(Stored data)
################

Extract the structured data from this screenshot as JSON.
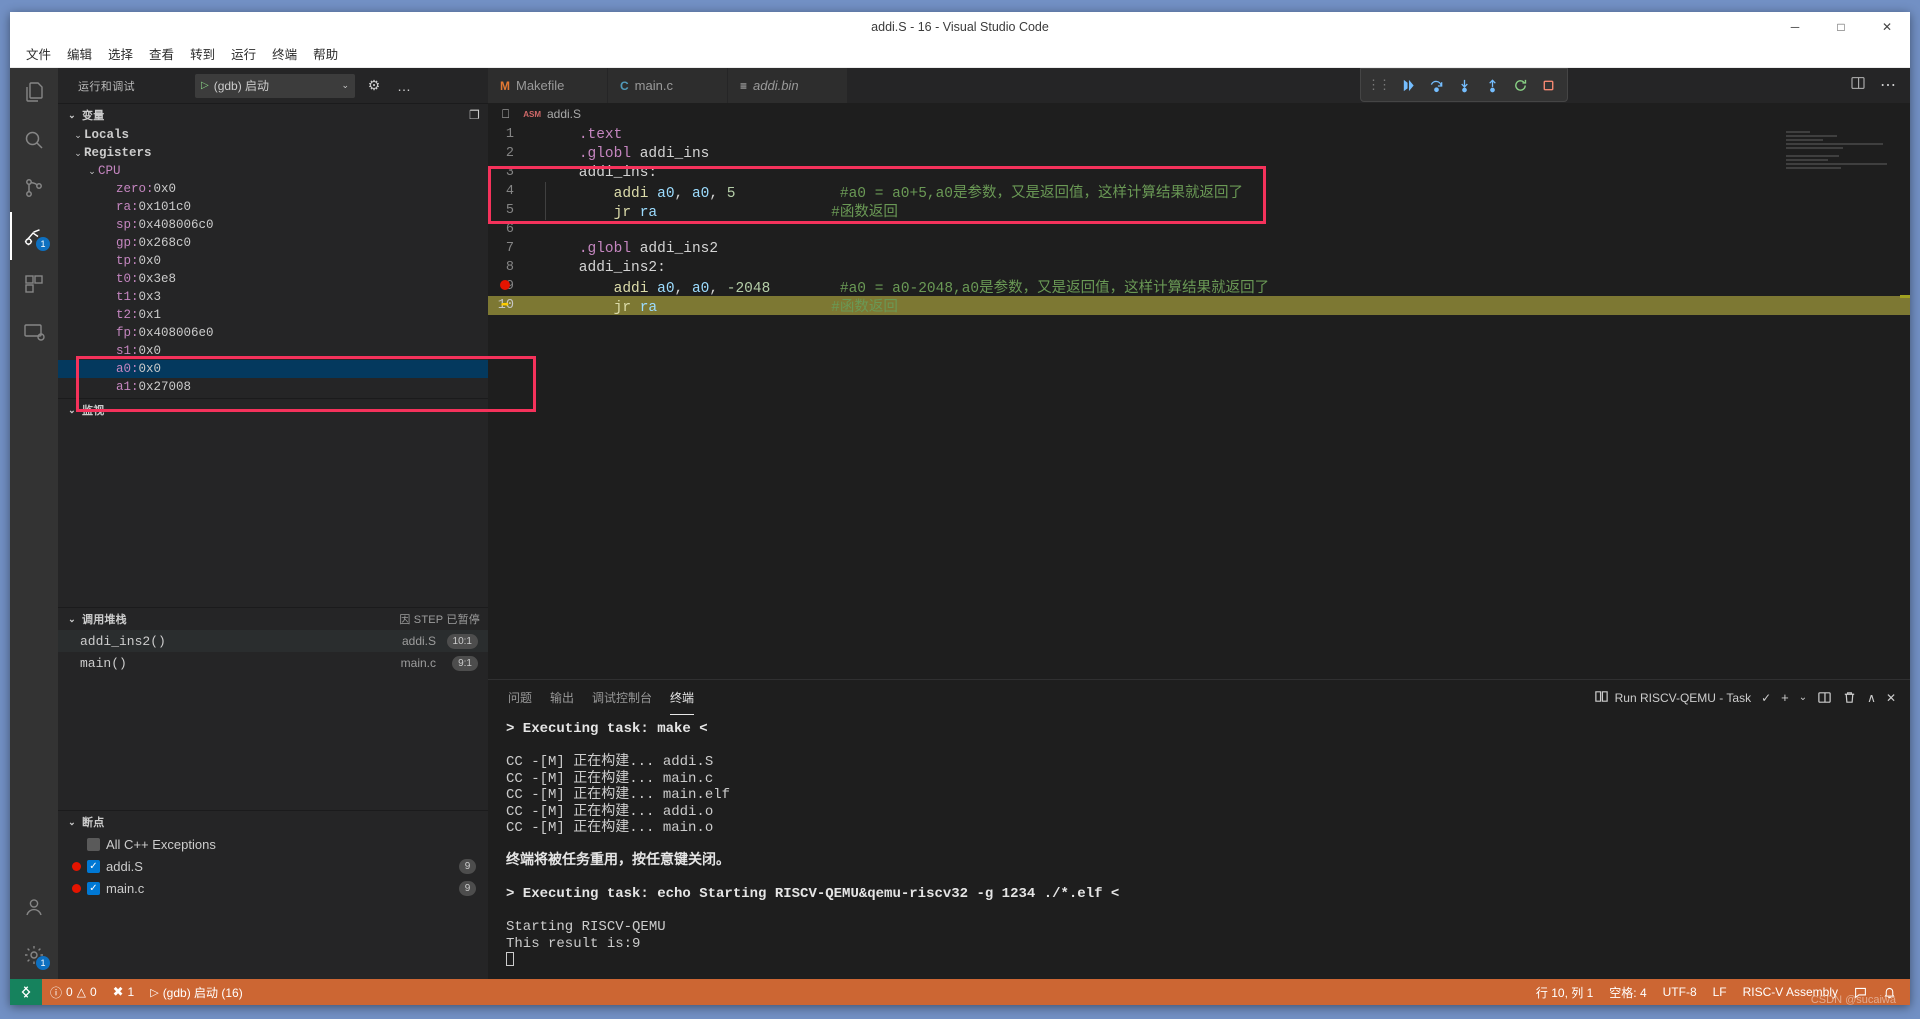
{
  "window": {
    "title": "addi.S - 16 - Visual Studio Code",
    "minimize": "─",
    "maximize": "□",
    "close": "✕"
  },
  "menubar": {
    "items": [
      {
        "label": "文件",
        "name": "menu-file"
      },
      {
        "label": "编辑",
        "name": "menu-edit"
      },
      {
        "label": "选择",
        "name": "menu-selection"
      },
      {
        "label": "查看",
        "name": "menu-view"
      },
      {
        "label": "转到",
        "name": "menu-go"
      },
      {
        "label": "运行",
        "name": "menu-run"
      },
      {
        "label": "终端",
        "name": "menu-terminal"
      },
      {
        "label": "帮助",
        "name": "menu-help"
      }
    ]
  },
  "activitybar": {
    "items": [
      {
        "icon": "explorer-icon",
        "active": false
      },
      {
        "icon": "search-icon",
        "active": false
      },
      {
        "icon": "source-control-icon",
        "active": false
      },
      {
        "icon": "run-and-debug-icon",
        "active": true,
        "badge": "1"
      },
      {
        "icon": "extensions-icon",
        "active": false
      },
      {
        "icon": "remote-explorer-icon",
        "active": false
      }
    ],
    "bottom": [
      {
        "icon": "account-icon",
        "badge": ""
      },
      {
        "icon": "settings-gear-icon",
        "badge": "1"
      }
    ]
  },
  "sidebar": {
    "title": "运行和调试",
    "config_label": "(gdb) 启动",
    "config_play": "▷",
    "config_chevron": "⌄",
    "gear_icon": "⚙",
    "more_icon": "…",
    "variables": {
      "header": "变量",
      "caret": "⌄",
      "filter_icon": "❐",
      "nodes": [
        {
          "label": "Locals",
          "type": "group",
          "indent": 1
        },
        {
          "label": "Registers",
          "type": "group",
          "indent": 1
        },
        {
          "label": "CPU",
          "type": "cpu",
          "indent": 2
        }
      ],
      "registers": [
        {
          "name": "zero",
          "value": "0x0"
        },
        {
          "name": "ra",
          "value": "0x101c0"
        },
        {
          "name": "sp",
          "value": "0x408006c0"
        },
        {
          "name": "gp",
          "value": "0x268c0"
        },
        {
          "name": "tp",
          "value": "0x0"
        },
        {
          "name": "t0",
          "value": "0x3e8"
        },
        {
          "name": "t1",
          "value": "0x3"
        },
        {
          "name": "t2",
          "value": "0x1"
        },
        {
          "name": "fp",
          "value": "0x408006e0"
        },
        {
          "name": "s1",
          "value": "0x0"
        },
        {
          "name": "a0",
          "value": "0x0",
          "selected": true
        },
        {
          "name": "a1",
          "value": "0x27008"
        }
      ]
    },
    "watch": {
      "header": "监视",
      "caret": "⌄"
    },
    "callstack": {
      "header": "调用堆栈",
      "caret": "⌄",
      "pause_reason": "因 STEP 已暂停",
      "pause_icon": "▮▮",
      "frames": [
        {
          "label": "addi_ins2()",
          "file": "addi.S",
          "pos": "10:1",
          "active": true
        },
        {
          "label": "main()",
          "file": "main.c",
          "pos": "9:1",
          "active": false
        }
      ]
    },
    "breakpoints": {
      "header": "断点",
      "caret": "⌄",
      "items": [
        {
          "label": "All C++ Exceptions",
          "checked": false,
          "dot": false,
          "count": ""
        },
        {
          "label": "addi.S",
          "checked": true,
          "dot": true,
          "count": "9"
        },
        {
          "label": "main.c",
          "checked": true,
          "dot": true,
          "count": "9"
        }
      ],
      "check_glyph": "✓"
    }
  },
  "tabs": [
    {
      "label": "Makefile",
      "icon": "M",
      "icon_kind": "m",
      "italic": false,
      "active": false
    },
    {
      "label": "main.c",
      "icon": "C",
      "icon_kind": "c",
      "italic": false,
      "active": false
    },
    {
      "label": "addi.bin",
      "icon": "≡",
      "icon_kind": "b",
      "italic": true,
      "active": false
    }
  ],
  "debug_toolbar": {
    "grip": "⋮⋮",
    "buttons": [
      {
        "name": "continue-button",
        "icon": "continue-icon"
      },
      {
        "name": "step-over-button",
        "icon": "step-over-icon"
      },
      {
        "name": "step-into-button",
        "icon": "step-into-icon"
      },
      {
        "name": "step-out-button",
        "icon": "step-out-icon"
      },
      {
        "name": "restart-button",
        "icon": "restart-icon"
      },
      {
        "name": "stop-button",
        "icon": "stop-icon"
      }
    ]
  },
  "editor_actions": {
    "split_icon": "split-editor-icon",
    "more_icon": "more-actions-icon"
  },
  "breadcrumb": {
    "asm_badge": "ASM",
    "file": "addi.S"
  },
  "code": {
    "lines": [
      {
        "n": "1",
        "tokens": [
          {
            "t": "    ",
            "c": "plain"
          },
          {
            "t": ".text",
            "c": "dir"
          }
        ]
      },
      {
        "n": "2",
        "tokens": [
          {
            "t": "    ",
            "c": "plain"
          },
          {
            "t": ".globl",
            "c": "dir"
          },
          {
            "t": " addi_ins",
            "c": "plain"
          }
        ]
      },
      {
        "n": "3",
        "tokens": [
          {
            "t": "    addi_ins:",
            "c": "plain"
          }
        ]
      },
      {
        "n": "4",
        "tokens": [
          {
            "t": "        ",
            "c": "plain"
          },
          {
            "t": "addi",
            "c": "ins"
          },
          {
            "t": " ",
            "c": "plain"
          },
          {
            "t": "a0",
            "c": "reg2"
          },
          {
            "t": ", ",
            "c": "plain"
          },
          {
            "t": "a0",
            "c": "reg2"
          },
          {
            "t": ", ",
            "c": "plain"
          },
          {
            "t": "5",
            "c": "num"
          },
          {
            "t": "            ",
            "c": "plain"
          },
          {
            "t": "#a0 = a0+5,a0是参数，又是返回值，这样计算结果就返回了",
            "c": "cmt"
          }
        ]
      },
      {
        "n": "5",
        "tokens": [
          {
            "t": "        ",
            "c": "plain"
          },
          {
            "t": "jr",
            "c": "ins"
          },
          {
            "t": " ",
            "c": "plain"
          },
          {
            "t": "ra",
            "c": "reg2"
          },
          {
            "t": "                    ",
            "c": "plain"
          },
          {
            "t": "#函数返回",
            "c": "cmt"
          }
        ]
      },
      {
        "n": "6",
        "tokens": [
          {
            "t": "",
            "c": "plain"
          }
        ]
      },
      {
        "n": "7",
        "tokens": [
          {
            "t": "    ",
            "c": "plain"
          },
          {
            "t": ".globl",
            "c": "dir"
          },
          {
            "t": " addi_ins2",
            "c": "plain"
          }
        ]
      },
      {
        "n": "8",
        "tokens": [
          {
            "t": "    addi_ins2:",
            "c": "plain"
          }
        ]
      },
      {
        "n": "9",
        "breakpoint": true,
        "tokens": [
          {
            "t": "        ",
            "c": "plain"
          },
          {
            "t": "addi",
            "c": "ins"
          },
          {
            "t": " ",
            "c": "plain"
          },
          {
            "t": "a0",
            "c": "reg2"
          },
          {
            "t": ", ",
            "c": "plain"
          },
          {
            "t": "a0",
            "c": "reg2"
          },
          {
            "t": ", ",
            "c": "plain"
          },
          {
            "t": "-2048",
            "c": "num"
          },
          {
            "t": "        ",
            "c": "plain"
          },
          {
            "t": "#a0 = a0-2048,a0是参数，又是返回值，这样计算结果就返回了",
            "c": "cmt"
          }
        ]
      },
      {
        "n": "10",
        "current": true,
        "arrow": true,
        "tokens": [
          {
            "t": "        ",
            "c": "plain"
          },
          {
            "t": "jr",
            "c": "ins"
          },
          {
            "t": " ",
            "c": "plain"
          },
          {
            "t": "ra",
            "c": "reg2"
          },
          {
            "t": "                    ",
            "c": "plain"
          },
          {
            "t": "#函数返回",
            "c": "cmt"
          }
        ]
      }
    ]
  },
  "panel": {
    "tabs": [
      {
        "label": "问题",
        "active": false
      },
      {
        "label": "输出",
        "active": false
      },
      {
        "label": "调试控制台",
        "active": false
      },
      {
        "label": "终端",
        "active": true
      }
    ],
    "task_label": "Run RISCV-QEMU - Task",
    "task_icon": "terminal-split-icon",
    "check_icon": "✓",
    "add_icon": "➕",
    "add_chevron": "⌄",
    "split_icon": "◫",
    "kill_icon": "trash-icon",
    "chevron_up_icon": "∧",
    "close_icon": "✕",
    "terminal_lines": [
      {
        "text": "> Executing task: make <",
        "bold": true
      },
      {
        "text": "",
        "bold": false
      },
      {
        "text": "CC -[M] 正在构建... addi.S",
        "bold": false
      },
      {
        "text": "CC -[M] 正在构建... main.c",
        "bold": false
      },
      {
        "text": "CC -[M] 正在构建... main.elf",
        "bold": false
      },
      {
        "text": "CC -[M] 正在构建... addi.o",
        "bold": false
      },
      {
        "text": "CC -[M] 正在构建... main.o",
        "bold": false
      },
      {
        "text": "",
        "bold": false
      },
      {
        "text": "终端将被任务重用，按任意键关闭。",
        "bold": true
      },
      {
        "text": "",
        "bold": false
      },
      {
        "text": "> Executing task: echo Starting RISCV-QEMU&qemu-riscv32 -g 1234 ./*.elf <",
        "bold": true
      },
      {
        "text": "",
        "bold": false
      },
      {
        "text": "Starting RISCV-QEMU",
        "bold": false
      },
      {
        "text": "This result is:9",
        "bold": false
      }
    ]
  },
  "statusbar": {
    "remote_icon": "remote-window-icon",
    "left": [
      {
        "name": "problems-status",
        "icon": "⊗",
        "label": "0",
        "icon2": "⚠",
        "label2": "0"
      },
      {
        "name": "ports-status",
        "icon": "✂",
        "label": "1"
      },
      {
        "name": "debug-status",
        "icon": "▷",
        "label": "(gdb) 启动 (16)"
      }
    ],
    "right": [
      {
        "name": "cursor-position-status",
        "label": "行 10, 列 1"
      },
      {
        "name": "indentation-status",
        "label": "空格: 4"
      },
      {
        "name": "encoding-status",
        "label": "UTF-8"
      },
      {
        "name": "eol-status",
        "label": "LF"
      },
      {
        "name": "language-mode-status",
        "label": "RISC-V Assembly"
      },
      {
        "name": "feedback-status",
        "label": "☺"
      },
      {
        "name": "notifications-status",
        "label": "🔔"
      }
    ],
    "watermark": "CSDN @sucaiwa"
  },
  "colors": {
    "accent_red_box": "#f5325b",
    "status_bar": "#cc6633",
    "selection_blue": "#04395e",
    "current_line": "#7d7833",
    "breakpoint_red": "#e51400"
  }
}
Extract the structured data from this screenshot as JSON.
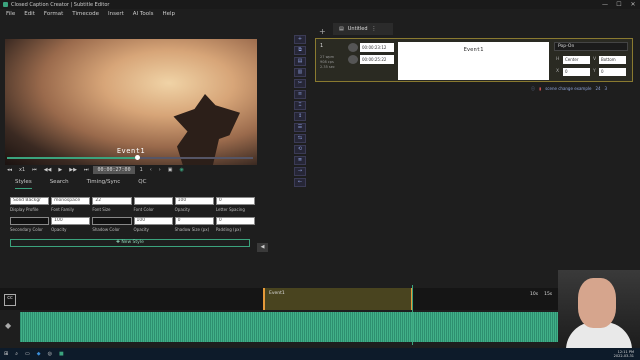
{
  "window": {
    "title": "Closed Caption Creator | Subtitle Editor",
    "controls": [
      "—",
      "☐",
      "✕"
    ]
  },
  "menu": [
    "File",
    "Edit",
    "Format",
    "Timecode",
    "Insert",
    "AI Tools",
    "Help"
  ],
  "video": {
    "subtitle": "Event1",
    "progress": 0.52
  },
  "transport": {
    "speed": "x1",
    "timecode": "00:00:27:00",
    "frame": "1"
  },
  "tabs": [
    "Styles",
    "Search",
    "Timing/Sync",
    "QC"
  ],
  "styles": {
    "row1_values": [
      "Solid Backgr",
      "monospace",
      "22",
      "",
      "100",
      "0"
    ],
    "row1_labels": [
      "Display Profile",
      "Font Family",
      "Font Size",
      "Font Color",
      "Opacity",
      "Letter Spacing"
    ],
    "row2_values": [
      "",
      "100",
      "",
      "100",
      "0",
      "0"
    ],
    "row2_labels": [
      "Secondary Color",
      "Opacity",
      "Shadow Color",
      "Opacity",
      "Shadow Size (px)",
      "Padding (px)"
    ],
    "new_style": "New Style"
  },
  "doc": {
    "tab": "Untitled",
    "menu": "⋮"
  },
  "event": {
    "number": "1",
    "stats": [
      "27 wpm",
      "908 cps",
      "2.35 sec"
    ],
    "start": "00:00:23:12",
    "end": "00:00:25:22",
    "text": "Event1",
    "mode": "Pop-On",
    "h_label": "H",
    "h_value": "Center",
    "v_label": "V",
    "v_value": "Bottom",
    "x_label": "X",
    "x_value": "0",
    "y_label": "Y",
    "y_value": "0"
  },
  "footer": {
    "link": "scene change example",
    "count_a": "24",
    "count_b": "3"
  },
  "timeline": {
    "label": "Event1",
    "zoom_a": "10s",
    "zoom_b": "15s"
  },
  "taskbar": {
    "time": "12:11 PM",
    "date": "2022-03-31"
  }
}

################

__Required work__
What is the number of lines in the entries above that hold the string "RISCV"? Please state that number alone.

__Written response__
3